- Originally called the Landlord’s Game, in order to explain the effects of monopoly into simpler terms, Magie patented the game in 1904 and published it in 1906.
- The game has been played by an estimated 5 million people since 1935.
- Although Charles Darrow created a semi-copyrighted version of Monopoly, it wasn’t until the Parker Brother’s in 1935 sold a similar game called Monopoly that it gained popularity and as history states it, in 1991 Hasbro Inc. bought Parker Brothers and thus bought Monopoly.
- Two famous characters are Jake the Jailbird, and Officer Edgar Mallory
- Mr Monopoly’s true name is Rich Uncle Pennybags
- It’s been said that the Monopoly Man was inspired by J.P. Morgan, a powerful banker who helped finance the construction of railroads and organized several major corporations including General Electric.
- Escape maps, compasses, files and money were smuggled in Monopoly cases during World War II.
- Icons have been featured on postage stamps.
- More than six billion houses, and 2.25 billion hotels have been made.
- the total bank is really only $20,580

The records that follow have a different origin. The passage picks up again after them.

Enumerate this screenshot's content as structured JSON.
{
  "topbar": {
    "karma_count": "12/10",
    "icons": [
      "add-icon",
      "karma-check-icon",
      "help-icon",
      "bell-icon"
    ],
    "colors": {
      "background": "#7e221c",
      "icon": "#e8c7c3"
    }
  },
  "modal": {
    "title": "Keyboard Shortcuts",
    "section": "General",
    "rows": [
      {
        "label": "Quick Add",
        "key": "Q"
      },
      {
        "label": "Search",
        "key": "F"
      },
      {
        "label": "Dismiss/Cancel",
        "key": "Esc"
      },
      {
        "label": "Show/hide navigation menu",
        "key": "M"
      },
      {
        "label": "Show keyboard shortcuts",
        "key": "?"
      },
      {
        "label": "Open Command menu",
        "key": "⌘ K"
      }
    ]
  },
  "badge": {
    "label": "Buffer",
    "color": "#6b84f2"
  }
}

- The top three most landed on spaces in a traditional game are Jail, Illinois Ave., and Go.
- Jail may seem like the worst place to be during a game of Monopoly, but being locked up could be a winning strategy. According to Natalie Fitzsimons, 2015 UK Monopoly champion, at the end of the game, it’s best to sit in jail and collect money from your opponents rather than land on their properties and end up owing money.
- The first set included 4 small wax wood pawns and in 1937, die-cast metal tokens were introduced. In 1943, due to the World War II, there was a shortage of metal and the tokes were made back out of wood.
- Parker Brothers originally rejected the game. They said there were “52 fundamental errors” with the game, including details about the theme, length, and overall complexity. But after it proved successful in local Philadelphia stores, they changed their mind in 1935.
- The most common square you’ll land on is Illinois Avenue. Based on probability, that is. The least common? Mediterranean Avenue.